WORK REQUEST: Retype the records exactly, with nothing added or dropped.

-*-

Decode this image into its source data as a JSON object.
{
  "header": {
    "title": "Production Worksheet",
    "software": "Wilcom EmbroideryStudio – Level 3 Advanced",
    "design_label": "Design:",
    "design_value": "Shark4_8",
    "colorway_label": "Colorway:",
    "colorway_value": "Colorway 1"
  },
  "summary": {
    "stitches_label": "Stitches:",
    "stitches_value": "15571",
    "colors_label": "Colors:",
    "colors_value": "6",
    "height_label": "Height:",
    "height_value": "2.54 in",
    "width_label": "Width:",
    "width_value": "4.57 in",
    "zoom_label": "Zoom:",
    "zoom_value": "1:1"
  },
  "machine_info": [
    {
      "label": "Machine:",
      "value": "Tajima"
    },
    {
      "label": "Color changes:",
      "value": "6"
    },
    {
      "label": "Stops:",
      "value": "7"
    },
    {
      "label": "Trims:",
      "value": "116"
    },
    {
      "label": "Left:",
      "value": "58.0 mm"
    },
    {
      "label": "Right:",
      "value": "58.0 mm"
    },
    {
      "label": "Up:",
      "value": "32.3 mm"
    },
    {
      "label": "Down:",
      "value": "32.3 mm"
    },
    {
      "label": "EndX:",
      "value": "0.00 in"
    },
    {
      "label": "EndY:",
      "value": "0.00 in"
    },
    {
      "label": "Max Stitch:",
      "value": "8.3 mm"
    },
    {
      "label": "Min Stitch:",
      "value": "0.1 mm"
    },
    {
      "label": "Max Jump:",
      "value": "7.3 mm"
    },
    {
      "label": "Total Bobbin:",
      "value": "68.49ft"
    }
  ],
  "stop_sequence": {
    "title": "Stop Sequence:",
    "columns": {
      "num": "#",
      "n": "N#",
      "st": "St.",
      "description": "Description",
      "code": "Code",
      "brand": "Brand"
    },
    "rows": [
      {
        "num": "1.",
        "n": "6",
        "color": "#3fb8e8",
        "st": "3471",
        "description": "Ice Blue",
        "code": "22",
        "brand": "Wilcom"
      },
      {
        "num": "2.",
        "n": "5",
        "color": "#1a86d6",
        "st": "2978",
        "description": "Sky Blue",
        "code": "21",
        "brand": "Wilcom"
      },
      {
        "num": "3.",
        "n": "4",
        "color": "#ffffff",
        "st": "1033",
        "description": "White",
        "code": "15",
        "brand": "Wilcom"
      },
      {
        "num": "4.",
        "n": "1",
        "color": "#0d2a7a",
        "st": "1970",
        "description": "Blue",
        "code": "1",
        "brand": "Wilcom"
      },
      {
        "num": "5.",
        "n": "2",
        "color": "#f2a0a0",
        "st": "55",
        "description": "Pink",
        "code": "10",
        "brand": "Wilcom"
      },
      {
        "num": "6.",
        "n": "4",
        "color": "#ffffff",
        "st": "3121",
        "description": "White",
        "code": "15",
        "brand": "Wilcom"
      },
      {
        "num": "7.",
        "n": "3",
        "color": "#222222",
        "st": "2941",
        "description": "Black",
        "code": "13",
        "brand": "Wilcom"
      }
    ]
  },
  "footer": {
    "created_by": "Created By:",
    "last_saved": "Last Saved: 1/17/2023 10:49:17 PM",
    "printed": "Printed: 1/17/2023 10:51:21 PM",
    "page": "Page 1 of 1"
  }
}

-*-

RESPONSE AREA:
Decode this image into its source data as a JSON object.
{
  "header": {
    "title": "Production Worksheet",
    "software": "Wilcom EmbroideryStudio – Level 3 Advanced",
    "design_label": "Design:",
    "design_value": "Shark4_8",
    "colorway_label": "Colorway:",
    "colorway_value": "Colorway 1"
  },
  "summary": {
    "stitches_label": "Stitches:",
    "stitches_value": "15571",
    "colors_label": "Colors:",
    "colors_value": "6",
    "height_label": "Height:",
    "height_value": "2.54 in",
    "width_label": "Width:",
    "width_value": "4.57 in",
    "zoom_label": "Zoom:",
    "zoom_value": "1:1"
  },
  "machine_info": [
    {
      "label": "Machine:",
      "value": "Tajima"
    },
    {
      "label": "Color changes:",
      "value": "6"
    },
    {
      "label": "Stops:",
      "value": "7"
    },
    {
      "label": "Trims:",
      "value": "116"
    },
    {
      "label": "Left:",
      "value": "58.0 mm"
    },
    {
      "label": "Right:",
      "value": "58.0 mm"
    },
    {
      "label": "Up:",
      "value": "32.3 mm"
    },
    {
      "label": "Down:",
      "value": "32.3 mm"
    },
    {
      "label": "EndX:",
      "value": "0.00 in"
    },
    {
      "label": "EndY:",
      "value": "0.00 in"
    },
    {
      "label": "Max Stitch:",
      "value": "8.3 mm"
    },
    {
      "label": "Min Stitch:",
      "value": "0.1 mm"
    },
    {
      "label": "Max Jump:",
      "value": "7.3 mm"
    },
    {
      "label": "Total Bobbin:",
      "value": "68.49ft"
    }
  ],
  "stop_sequence": {
    "title": "Stop Sequence:",
    "columns": {
      "num": "#",
      "n": "N#",
      "st": "St.",
      "description": "Description",
      "code": "Code",
      "brand": "Brand"
    },
    "rows": [
      {
        "num": "1.",
        "n": "6",
        "color": "#3fb8e8",
        "st": "3471",
        "description": "Ice Blue",
        "code": "22",
        "brand": "Wilcom"
      },
      {
        "num": "2.",
        "n": "5",
        "color": "#1a86d6",
        "st": "2978",
        "description": "Sky Blue",
        "code": "21",
        "brand": "Wilcom"
      },
      {
        "num": "3.",
        "n": "4",
        "color": "#ffffff",
        "st": "1033",
        "description": "White",
        "code": "15",
        "brand": "Wilcom"
      },
      {
        "num": "4.",
        "n": "1",
        "color": "#0d2a7a",
        "st": "1970",
        "description": "Blue",
        "code": "1",
        "brand": "Wilcom"
      },
      {
        "num": "5.",
        "n": "2",
        "color": "#f2a0a0",
        "st": "55",
        "description": "Pink",
        "code": "10",
        "brand": "Wilcom"
      },
      {
        "num": "6.",
        "n": "4",
        "color": "#ffffff",
        "st": "3121",
        "description": "White",
        "code": "15",
        "brand": "Wilcom"
      },
      {
        "num": "7.",
        "n": "3",
        "color": "#222222",
        "st": "2941",
        "description": "Black",
        "code": "13",
        "brand": "Wilcom"
      }
    ]
  },
  "footer": {
    "created_by": "Created By:",
    "last_saved": "Last Saved: 1/17/2023 10:49:17 PM",
    "printed": "Printed: 1/17/2023 10:51:21 PM",
    "page": "Page 1 of 1"
  }
}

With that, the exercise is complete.